Community members and activists gathered in Douglas Park on Saturday afternoon to call for justice in the shooting death of Rekia Boyd as the April 9 trial date approaches for Dante Servin, the Chicago police officer who shot and killed her three years ago.
On March 21, 2012, Boyd, 22, was shot by Detective Servin, who while off duty, confronted a group of people Boyd was with near the park after reportedly being "frustrated" by noise coming from a nearby block party. According to the Huffington Post, Servin told the group to quiet down from his car as they were leaving the park, which sparked an altercation. Servin alleged that one of the men with Boyd, Antonio Cross, pointed a gun at him, and so he opened fire. Cross was struck in the hand and Boyd in the head. She died two days later.
"How can a family grieve when nothing has been done about her murder," asked Martinez Sutton, Boyd's 32-year-old brother. "Who's going to take the responsibility for my sister's death?"
Cross was later determined to have been holding a cell phone and no weapon was ever recovered from the scene.
Servin is charged with involuntary manslaughter, reckless discharge of a firearm and reckless conduct. He is only the second officer since 1997 to be indicted for killing a civilian. The detective was stripped of some of his powers and placed on desk duty after the shooting.
"If anybody out here was pointed out for a crime on the street, we'd be behind bars until proven innocent," said Sutton. "As you see, it's reversed when it's officers of the law or someone higher up. They get to walk free, enjoy their family time ... it's not a punishment."
The City of Chicago settled a $4.5 million lawsuit with Boyd's family last March, but as in many cases, resisted admitting to any wrongdoing in the incident.
"You know what happened to the cops," asked Sutton. "Nothing. Paid leave, just like the officer that killed my sister."
Community activists who attended the rally said Boyd's shooting is all too common and part of a pattern of police violence that disproportionately affects people of color, particularly women and transgender people.
"We want to highlight the way violence disproportionately affects women of color," said Danielle Villarreal, a representative of the group Feminist Uprising to Resist Inequality and Exploitation (FURIE), who helped organize the demonstration. "Our sisters are often forgotten, and we want their names, stories and struggles highlighted."
"Everyday we're all impacted by these acts of senseless violence," said Monica James, another community activist. "There's a diverse crowd of people who believe in an end to violence, police violence, tearing down our communities."
The activists say the response by law enforcement in instances surrounding police shootings of unarmed victims mirrors the alleged experience of some women in sexual assault cases.
"When we organize against sexual assault, we recognize that police cannot keep us safe. When the police tell women that our clothing says 'we're asking for it,' that is the same victim blaming that is used against youth of color who happen to get killed while wearing hoodies," said another FURIE member Lauren, who didn't want to provide her last name.
In addition to preparing for "possible disappointment" in the upcoming trial for Servin, Sutton said he had difficulty working with police in getting information surrounding his sister's death.

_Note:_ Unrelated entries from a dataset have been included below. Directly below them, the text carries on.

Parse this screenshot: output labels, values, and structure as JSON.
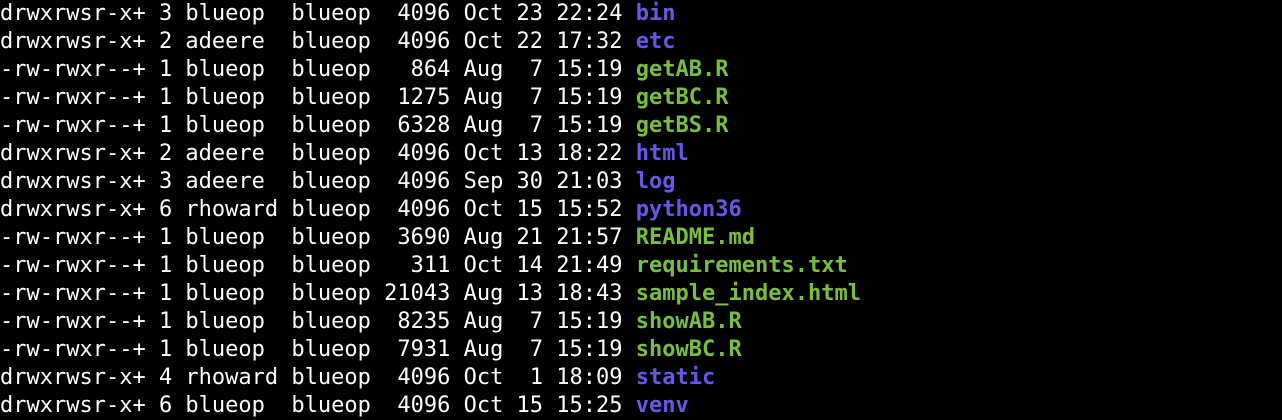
{
  "colors": {
    "background": "#000000",
    "text": "#ffffff",
    "directory": "#6b56e8",
    "file": "#77bf3f"
  },
  "listing": [
    {
      "perms": "drwxrwsr-x+",
      "links": "3",
      "owner": "blueop",
      "group": "blueop",
      "size": "4096",
      "month": "Oct",
      "day": "23",
      "time": "22:24",
      "name": "bin",
      "kind": "dir"
    },
    {
      "perms": "drwxrwsr-x+",
      "links": "2",
      "owner": "adeere",
      "group": "blueop",
      "size": "4096",
      "month": "Oct",
      "day": "22",
      "time": "17:32",
      "name": "etc",
      "kind": "dir"
    },
    {
      "perms": "-rw-rwxr--+",
      "links": "1",
      "owner": "blueop",
      "group": "blueop",
      "size": "864",
      "month": "Aug",
      "day": "7",
      "time": "15:19",
      "name": "getAB.R",
      "kind": "file"
    },
    {
      "perms": "-rw-rwxr--+",
      "links": "1",
      "owner": "blueop",
      "group": "blueop",
      "size": "1275",
      "month": "Aug",
      "day": "7",
      "time": "15:19",
      "name": "getBC.R",
      "kind": "file"
    },
    {
      "perms": "-rw-rwxr--+",
      "links": "1",
      "owner": "blueop",
      "group": "blueop",
      "size": "6328",
      "month": "Aug",
      "day": "7",
      "time": "15:19",
      "name": "getBS.R",
      "kind": "file"
    },
    {
      "perms": "drwxrwsr-x+",
      "links": "2",
      "owner": "adeere",
      "group": "blueop",
      "size": "4096",
      "month": "Oct",
      "day": "13",
      "time": "18:22",
      "name": "html",
      "kind": "dir"
    },
    {
      "perms": "drwxrwsr-x+",
      "links": "3",
      "owner": "adeere",
      "group": "blueop",
      "size": "4096",
      "month": "Sep",
      "day": "30",
      "time": "21:03",
      "name": "log",
      "kind": "dir"
    },
    {
      "perms": "drwxrwsr-x+",
      "links": "6",
      "owner": "rhoward",
      "group": "blueop",
      "size": "4096",
      "month": "Oct",
      "day": "15",
      "time": "15:52",
      "name": "python36",
      "kind": "dir"
    },
    {
      "perms": "-rw-rwxr--+",
      "links": "1",
      "owner": "blueop",
      "group": "blueop",
      "size": "3690",
      "month": "Aug",
      "day": "21",
      "time": "21:57",
      "name": "README.md",
      "kind": "file"
    },
    {
      "perms": "-rw-rwxr--+",
      "links": "1",
      "owner": "blueop",
      "group": "blueop",
      "size": "311",
      "month": "Oct",
      "day": "14",
      "time": "21:49",
      "name": "requirements.txt",
      "kind": "file"
    },
    {
      "perms": "-rw-rwxr--+",
      "links": "1",
      "owner": "blueop",
      "group": "blueop",
      "size": "21043",
      "month": "Aug",
      "day": "13",
      "time": "18:43",
      "name": "sample_index.html",
      "kind": "file"
    },
    {
      "perms": "-rw-rwxr--+",
      "links": "1",
      "owner": "blueop",
      "group": "blueop",
      "size": "8235",
      "month": "Aug",
      "day": "7",
      "time": "15:19",
      "name": "showAB.R",
      "kind": "file"
    },
    {
      "perms": "-rw-rwxr--+",
      "links": "1",
      "owner": "blueop",
      "group": "blueop",
      "size": "7931",
      "month": "Aug",
      "day": "7",
      "time": "15:19",
      "name": "showBC.R",
      "kind": "file"
    },
    {
      "perms": "drwxrwsr-x+",
      "links": "4",
      "owner": "rhoward",
      "group": "blueop",
      "size": "4096",
      "month": "Oct",
      "day": "1",
      "time": "18:09",
      "name": "static",
      "kind": "dir"
    },
    {
      "perms": "drwxrwsr-x+",
      "links": "6",
      "owner": "blueop",
      "group": "blueop",
      "size": "4096",
      "month": "Oct",
      "day": "15",
      "time": "15:25",
      "name": "venv",
      "kind": "dir"
    }
  ]
}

"All we asked for, all my mother wanted, was her (Rekia's) belongings. We asked for her purse and everything that was in it. They sent us her purse, but none of her belongings, just some of her hair with blood in it," Sutton recalled.
Sutton also said that he's received criticism for speaking out about Rekia's death.
"For me speaking out for my sister dying, people think it's an all out assault on police officers," he said. "It's not that. If someone on the street killed her, I'd be doing the same thing. It just happened to be a police detective that took her life. You have taped killings and officers are let off, why?"
The group says they plan to "pack the courtroom" on April 9 to show support for Sutton and Boyd's family.